Again, that pressure rolls over to you: your C-suite bosses expect you to deliver agile, responsive data center capacity for less money, using less energy (while maintaining reliability, of course).

The problem is that the traditional data center is inherently wasteful. It delivers reliability, but at the expense of efficiency. Consider, for example, Gartner’s perspective on data center cooling: “Gartner generally finds that most multi-tenant data center operators have an extremely diverse array of IT equipment operating within their facilities and generally take a ‘lowest common denominator’ approach to their environments operating them cooler than may be necessary – just to be safe.”

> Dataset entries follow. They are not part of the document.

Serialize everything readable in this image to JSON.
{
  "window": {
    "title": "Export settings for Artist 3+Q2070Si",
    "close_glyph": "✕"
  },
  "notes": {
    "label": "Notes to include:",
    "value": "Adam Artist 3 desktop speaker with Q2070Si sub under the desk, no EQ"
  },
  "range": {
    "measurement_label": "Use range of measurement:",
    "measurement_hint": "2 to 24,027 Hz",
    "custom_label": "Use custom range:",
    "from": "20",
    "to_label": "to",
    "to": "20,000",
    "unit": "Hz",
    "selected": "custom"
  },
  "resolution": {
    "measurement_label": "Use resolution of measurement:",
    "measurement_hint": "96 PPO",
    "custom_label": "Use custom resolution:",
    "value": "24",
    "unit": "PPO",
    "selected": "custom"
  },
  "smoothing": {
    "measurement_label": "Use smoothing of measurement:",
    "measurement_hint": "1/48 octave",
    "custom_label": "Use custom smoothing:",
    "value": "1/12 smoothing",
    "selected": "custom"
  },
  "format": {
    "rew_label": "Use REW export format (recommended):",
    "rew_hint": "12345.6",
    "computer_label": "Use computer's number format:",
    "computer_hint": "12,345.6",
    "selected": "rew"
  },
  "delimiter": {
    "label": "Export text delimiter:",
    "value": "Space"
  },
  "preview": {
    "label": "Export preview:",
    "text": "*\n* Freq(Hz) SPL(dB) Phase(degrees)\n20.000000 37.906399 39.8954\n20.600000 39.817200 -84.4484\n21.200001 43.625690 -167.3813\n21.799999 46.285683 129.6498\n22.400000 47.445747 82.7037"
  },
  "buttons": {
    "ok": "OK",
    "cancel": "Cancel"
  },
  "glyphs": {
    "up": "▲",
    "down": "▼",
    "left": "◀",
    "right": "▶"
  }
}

It doesn’t need to be that way. Your C-suite bosses can have their cake and eat it, too, with a data center that delivers industry-leading efficiency and reliability.

Aligned Energy’s role

If you’re going to deliver the capacity your IT team needs, when they need it, you need control over your data center. If you’re going to meet those IT needs for less money, using less energy (while maintaining reliability, of course), then you need a data center that wastes less.

We’re give you back control of the data center, through:

  • Plug-and-play infrastructure and analytics for capacity planning
  • Pay-for-use pricing and a lower upfront contract commitment
  • Support for variable densities

And we enable you to waste less through:

  • Ultra-efficient power and cooling infrastructure
  • Infrastructure that is deployable in right-sized increments
  • “The most reliable cooling system in the marketplace”